Some of the most nefarious actors in “the translation industry” love the new tools of what they now call “language technology”. They love the concept of machine translation not as a tool to be used to empower human translators, but rather as a tool empowering the middlemen to exploit human translators. The basic concept of the strategy on which “post-processing of machine translation” is based is to make it possible to control people with technology forcing humans to assist machines instead of using technology to assist human workers.
Many new startups are jumping at the chance to exploit human translators in this manner, and more will do so in the future. As I wrote in another post, a brand new translation agency called last month to offer me a chance at “a copy editing opportunity”.
When I asked how long the company had been in business, the woman who called me said, “We have just bought the website”. In other words, they don’t really know anything about anything, including translation. When I went to the new startup’s website, I saw all kinds of typical agency propaganda about teams of translators working selflessly and tirelessly together to craft the perfect translation in record time. But I also saw that the company intends to basically use available machine translation engines such as GoogleTranslate and Microsoft Translator, and then to throw the machine pseudo-translations at human translators whose job would be to retranslate texts full of MT errors and MT gibberish into something that would resemble a real translation.

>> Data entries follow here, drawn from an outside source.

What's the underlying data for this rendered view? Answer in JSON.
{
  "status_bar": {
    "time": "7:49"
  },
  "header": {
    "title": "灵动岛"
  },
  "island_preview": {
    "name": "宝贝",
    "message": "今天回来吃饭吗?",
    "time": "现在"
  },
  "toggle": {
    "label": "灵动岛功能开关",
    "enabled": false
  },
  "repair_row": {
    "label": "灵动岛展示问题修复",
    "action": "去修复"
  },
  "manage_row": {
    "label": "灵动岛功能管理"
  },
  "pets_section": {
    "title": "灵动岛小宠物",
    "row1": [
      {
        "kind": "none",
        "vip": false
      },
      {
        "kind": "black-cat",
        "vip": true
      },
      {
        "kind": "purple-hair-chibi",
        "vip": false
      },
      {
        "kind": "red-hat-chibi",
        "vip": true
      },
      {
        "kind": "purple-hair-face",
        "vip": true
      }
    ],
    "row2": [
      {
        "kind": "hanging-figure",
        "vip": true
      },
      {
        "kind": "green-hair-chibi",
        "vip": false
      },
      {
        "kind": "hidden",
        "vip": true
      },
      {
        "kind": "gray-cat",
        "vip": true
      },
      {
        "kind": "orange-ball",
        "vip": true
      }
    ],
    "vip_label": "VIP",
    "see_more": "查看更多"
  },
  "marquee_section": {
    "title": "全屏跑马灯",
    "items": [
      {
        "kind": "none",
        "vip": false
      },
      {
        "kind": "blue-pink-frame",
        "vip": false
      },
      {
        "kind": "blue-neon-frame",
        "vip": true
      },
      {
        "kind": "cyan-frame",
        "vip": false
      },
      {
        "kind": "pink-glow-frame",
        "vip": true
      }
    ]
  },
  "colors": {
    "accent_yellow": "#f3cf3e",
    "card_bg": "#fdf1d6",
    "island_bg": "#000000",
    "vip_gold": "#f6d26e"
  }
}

That was the exciting “copy editing opportunity” that the company was offering to me, at the rate of one cent a word.
A similar approach to translation is really nothing but a blatant attempt at wage theft. I don’t know whether an attempt to reclassify translators as “copy editors” or “post-processors” in order to pay them a fraction of what they should be paid for their work is even legal, although I do know that it ought to be illegal.
Unfortunately, “the translation industry” apparently has such a stranglehold on some translators’ associations in some countries that that they have been turned into a handy propaganda arm of “the translation industry”. As I wrote in the same post linked above, the ATA (American Translators Association) Chronicle has been publishing articles celebrating the progress of post processing of machine translation and advocating its use for many years now. Not once has it published an article that would question the greedy premise behind the logic and usefulness of this fatally flawed approach to intellectual activities represented in this case by translating and writing.
If human translators fall for this trap and cooperate with “the translation industry”, they will not be eliminated by highly intelligent machines who may decide that the best way to protect human translators is to make sure that no new translators are born. But they may eventually be eliminated by greedy, ignorant and selfish humans who may decide that the best way to make profit from machine translation is to eliminate human translators by turning them into “post-processors”, “post-editors” or “copy editors” of machine translation, because that would be a very good way to force human translators to retranslate the result of regurgitated machine detritus at the rate of one cent a word.
The business model of human translation is not being disrupted by new technology. On the contrary, new technology, including machine translation, is an excellent tool that can be used by many human translators.
But the business model of human translation is now being threatened by greedy operators in “the translation industry” who are trying to capitalize on new technology and use it in order to turn us into slaves.